He was happy to oblige.  I served him drinks while he told of his arrogance, how he’d accomplished so much at such a young age that the expedition was a challenge he seemed destined to take on, how he’d missed his daughter’s prom night to be on that expedition, how he was alive only because his well-connected wife kept insisting the helicopter return each time it came off the mountain without him, how more than anything he missed the sense of touch.

He held his liquor well, and ignored the A-Line when he mentioned that he too had a prosthetic limb.

I don’t really count my accosting Mr. Steinhardt or Dr. Weathers in the way I usually think of celebrities being accosted by “civilians.”  I guess because they weren’t especially recognizable – I don’t think I’d have recognized Dr. Weathers had I not just finished the book.  Also, maybe since our conversations weren’t based on simple recognition, but in Dr. Weather’s case on his experience on Mt. Everest, and in Robbie’s case mostly on my life experiences, they seemed more intimate, less intrusive, somehow.

And I don’t count Mr. Sedaka, because that wasn’t self-interest, but a “mission” for a friend.  Besides, I figure he appreciated the recognition, as it had been years since the height of his popularity.

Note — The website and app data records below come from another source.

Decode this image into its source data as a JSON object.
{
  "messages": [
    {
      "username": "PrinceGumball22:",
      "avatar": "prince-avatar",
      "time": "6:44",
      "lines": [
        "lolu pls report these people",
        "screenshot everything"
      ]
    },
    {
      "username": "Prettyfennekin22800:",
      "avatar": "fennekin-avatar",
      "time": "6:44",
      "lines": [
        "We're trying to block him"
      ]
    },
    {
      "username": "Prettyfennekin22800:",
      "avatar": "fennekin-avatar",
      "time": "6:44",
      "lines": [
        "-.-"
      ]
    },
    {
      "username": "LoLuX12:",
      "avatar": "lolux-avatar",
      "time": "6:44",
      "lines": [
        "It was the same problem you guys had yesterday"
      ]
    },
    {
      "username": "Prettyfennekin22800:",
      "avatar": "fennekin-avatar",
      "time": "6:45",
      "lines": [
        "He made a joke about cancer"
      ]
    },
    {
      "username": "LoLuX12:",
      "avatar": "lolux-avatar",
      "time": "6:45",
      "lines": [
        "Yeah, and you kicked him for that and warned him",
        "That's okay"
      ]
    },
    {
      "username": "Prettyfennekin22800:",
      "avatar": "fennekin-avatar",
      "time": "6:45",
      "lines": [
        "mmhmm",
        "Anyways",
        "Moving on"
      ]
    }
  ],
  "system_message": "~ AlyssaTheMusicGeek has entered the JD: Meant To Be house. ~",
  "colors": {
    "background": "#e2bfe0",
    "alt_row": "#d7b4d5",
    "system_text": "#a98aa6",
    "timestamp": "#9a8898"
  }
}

That said, I will admit to having accosted a celebrity in that embarrassing, civilian-fawning-admiration way, once.  Maya Angelou.

It was in the late 90’s.  I was greeting passengers as they boarded the 757 out of Boston, where I was based at the time.  I don’t know what came over me, I just saw her and exclaimed, “Maya Angelou!  I love your work!” and leaned in for the hug.  She must’ve been thinking, “Who is this crazy white woman?!  Get her off me!”  Afterwards, I felt awkward.  Of course, Ms. Angelou was gracious.

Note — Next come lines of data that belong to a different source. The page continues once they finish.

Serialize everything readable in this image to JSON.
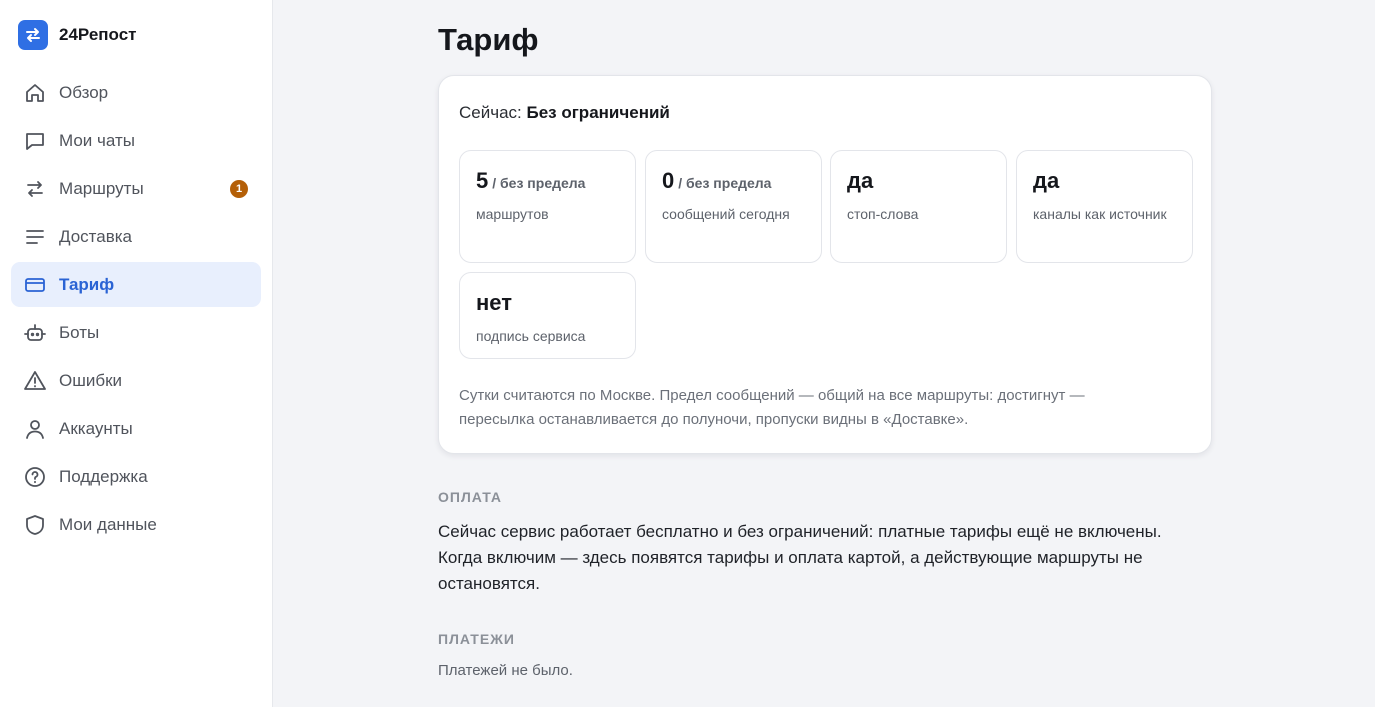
{
  "app": {
    "name": "24Репост",
    "accent": "#2f6fe4"
  },
  "sidebar": {
    "items": [
      {
        "label": "Обзор",
        "icon": "home-icon",
        "active": false
      },
      {
        "label": "Мои чаты",
        "icon": "chat-icon",
        "active": false
      },
      {
        "label": "Маршруты",
        "icon": "arrows-icon",
        "active": false,
        "badge": "1"
      },
      {
        "label": "Доставка",
        "icon": "lines-icon",
        "active": false
      },
      {
        "label": "Тариф",
        "icon": "card-icon",
        "active": true
      },
      {
        "label": "Боты",
        "icon": "robot-icon",
        "active": false
      },
      {
        "label": "Ошибки",
        "icon": "warning-icon",
        "active": false
      },
      {
        "label": "Аккаунты",
        "icon": "user-icon",
        "active": false
      },
      {
        "label": "Поддержка",
        "icon": "help-icon",
        "active": false
      },
      {
        "label": "Мои данные",
        "icon": "shield-icon",
        "active": false
      }
    ]
  },
  "page": {
    "title": "Тариф"
  },
  "plan": {
    "current_prefix": "Сейчас:",
    "current_value": "Без ограничений",
    "stats": [
      {
        "value": "5",
        "suffix": "/ без предела",
        "label": "маршрутов"
      },
      {
        "value": "0",
        "suffix": "/ без предела",
        "label": "сообщений сегодня"
      },
      {
        "value": "да",
        "suffix": "",
        "label": "стоп-слова"
      },
      {
        "value": "да",
        "suffix": "",
        "label": "каналы как источник"
      },
      {
        "value": "нет",
        "suffix": "",
        "label": "подпись сервиса"
      }
    ],
    "note": "Сутки считаются по Москве. Предел сообщений — общий на все маршруты: достигнут — пересылка останавливается до полуночи, пропуски видны в «Доставке»."
  },
  "payment": {
    "heading": "ОПЛАТА",
    "text": "Сейчас сервис работает бесплатно и без ограничений: платные тарифы ещё не включены. Когда включим — здесь появятся тарифы и оплата картой, а действующие маршруты не остановятся."
  },
  "payments": {
    "heading": "ПЛАТЕЖИ",
    "text": "Платежей не было."
  }
}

This is a clipping of Ms. Angelou’s poem “Prayer,” I’ve had posted in the medicine cabinet of my bathroom for many years, through many moves:


There’s probably a name for this phenomenon where regular people have this overwhelming sense of relationship with celebrity because either they’ve seen their image several times in their home on a screen, or because they’ve read and identified with their words in a book.  I think it's "delusional."

For the sake of celebrities everywhere, not to mention my own pride, if I ever again see a celebrity or author I feel particular kinship with, I’ll try and use restraint.  Unless it’s Miranda July.


Sunday, June 1, 2014

brilliant . . .

https://www.youtube.com/watch?v=V4UWxlVvT1A#t=600

Saturday, May 24, 2014

Dad always said . . .

a visit to the VA hospital was your second chance to give your life for your country.

Tuesday, April 15, 2014

decent human being

me:
If I never met a ***** I liked, does that make me a bigot, or does just saying it make me one?

my remarkable daughter:
If the knowledge that your experiences thus far have been bad ones, influences your future experiences with respect to mindset, prior to them happening, you are prejudiced.  If it affects your behavior, it's discrimination.  If you acknowledge that your experiences have been negative but simply due to individual interactions, you're neither.

It's natural to want to recognize patterns, especially concerning behavior and outcomes because it may have been evolutionarily useful in survival.  However, it can also be detrimental, especially in modern, diverse societies as well as completely false more often than not.  Awareness is normal, it's just important to be consciously challenging your logic.

Saturday, January 25, 2014

edwin georgi

Love this guy's work:

See more here:  http://www.flickr.com/photos/leifpeng/sets/1661731/

Saturday, November 16, 2013

montaigne on experience

God shows mercy to those from whom he takes away life a little at a time: that is the sole advantage of growing old; the last death which you die will be all the less total and painful: it will only be killing off half a man, or a quarter…Everywhere death intermingles and merges with our life: our decline anticipates its hour and even forces itself upon our very progress.